The New Christian Zionism | Thomas Kidd @TGC
Timothy Shah lecture "Religious Liberty in India" tomorrow at #Baylor
Of Wells, Springs, and Samaritans Philip Jenkins, @anxious_bench
Lazarus and James Philip Jenkins, Anxious Bench
Featured speakers and panels for @BaylorIFL "Higher Learning" conference Oct. 27-29
Former 'bloodiest prison in America' offers blueprint for Alabama prison crisis - Joshua Hays
2 Million Dollars 1 Billion Souls | The Philanthropy Roundtable
watch George Marsden lecture at Baylor on #CSLewis and Mere Christianity
Christianity’s Lost World | Peter J. Leithart | First Things
Halloween: More Christian than Pagan @bethallisonbarr at the @anxious_bench

“The Man in the Middle” – Lecture by Timothy Goeglein

Faith and Public Life: Pride, Humility, and the Grace That Binds Them


March 26, 2012
Kayser Auditorium
Baylor University
3:30 p.m.

Timothy Goeglein spent nearly eight years in the White House as President George W. Bush’s key point of contact to American conservatives and the faith-based world and was frequently profiled in the national news media.  But when a plagiarism scandal prompted his resignation, Goeglein chose not to dodge it but confront it, and was shown remarkable grace by the president.  In fact, Bush showed more concern for Goeglein and his family than any personal political standing.

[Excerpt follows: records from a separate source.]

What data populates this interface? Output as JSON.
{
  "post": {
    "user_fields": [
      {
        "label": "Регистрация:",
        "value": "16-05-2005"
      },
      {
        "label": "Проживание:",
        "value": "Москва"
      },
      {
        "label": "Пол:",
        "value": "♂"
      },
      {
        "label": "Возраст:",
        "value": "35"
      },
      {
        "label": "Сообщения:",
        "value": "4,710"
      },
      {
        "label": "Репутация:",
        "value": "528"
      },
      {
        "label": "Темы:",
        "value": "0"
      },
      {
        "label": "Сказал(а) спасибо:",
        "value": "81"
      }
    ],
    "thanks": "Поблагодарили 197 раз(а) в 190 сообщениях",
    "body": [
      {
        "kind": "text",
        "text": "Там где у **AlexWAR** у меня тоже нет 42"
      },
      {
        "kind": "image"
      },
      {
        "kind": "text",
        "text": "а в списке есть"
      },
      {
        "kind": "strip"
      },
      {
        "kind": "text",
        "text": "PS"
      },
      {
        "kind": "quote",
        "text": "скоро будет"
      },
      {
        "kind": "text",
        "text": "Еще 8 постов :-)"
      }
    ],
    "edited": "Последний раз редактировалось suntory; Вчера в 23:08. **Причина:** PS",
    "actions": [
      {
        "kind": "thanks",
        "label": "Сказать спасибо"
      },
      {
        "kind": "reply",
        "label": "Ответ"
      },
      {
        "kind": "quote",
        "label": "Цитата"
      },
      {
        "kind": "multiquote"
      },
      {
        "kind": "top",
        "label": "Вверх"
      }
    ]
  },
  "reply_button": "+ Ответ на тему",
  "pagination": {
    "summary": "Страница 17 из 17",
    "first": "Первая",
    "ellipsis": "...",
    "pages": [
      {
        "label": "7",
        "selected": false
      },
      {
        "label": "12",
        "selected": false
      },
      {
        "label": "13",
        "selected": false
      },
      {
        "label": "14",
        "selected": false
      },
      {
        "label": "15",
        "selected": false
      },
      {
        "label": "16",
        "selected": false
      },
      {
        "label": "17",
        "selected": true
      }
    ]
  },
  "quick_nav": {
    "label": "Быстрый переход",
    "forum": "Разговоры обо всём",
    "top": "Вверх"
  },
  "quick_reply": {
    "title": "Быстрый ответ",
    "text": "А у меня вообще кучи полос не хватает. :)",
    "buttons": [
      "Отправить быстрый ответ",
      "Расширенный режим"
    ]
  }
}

So begins The Man in the Middle, Goeglein’s unique insider account of why he believes most of the 43rd president’s in-office decisions were made for the greater good, and how  many of those decisions could serve as a blueprint for the mergence of a thoughtful, confident conservatism.

Goeglein, now the VP of External Relations with Focus on the Family, also looks back at how Bush handled matters like stem cell research, faith-based initiatives, the emergence of the Values Voters, the nominations of both Chief Justice John Roberts and Associate Justice Samuel Alito — in which Goeglein has a direct role –and debates over the definition of marriage.

In all, Man in the Middle backs historians who view the legacy of President George W. Bush in a favorable light, recognizing his conservative ideas worth upholding in order to better shape our nation and change the world.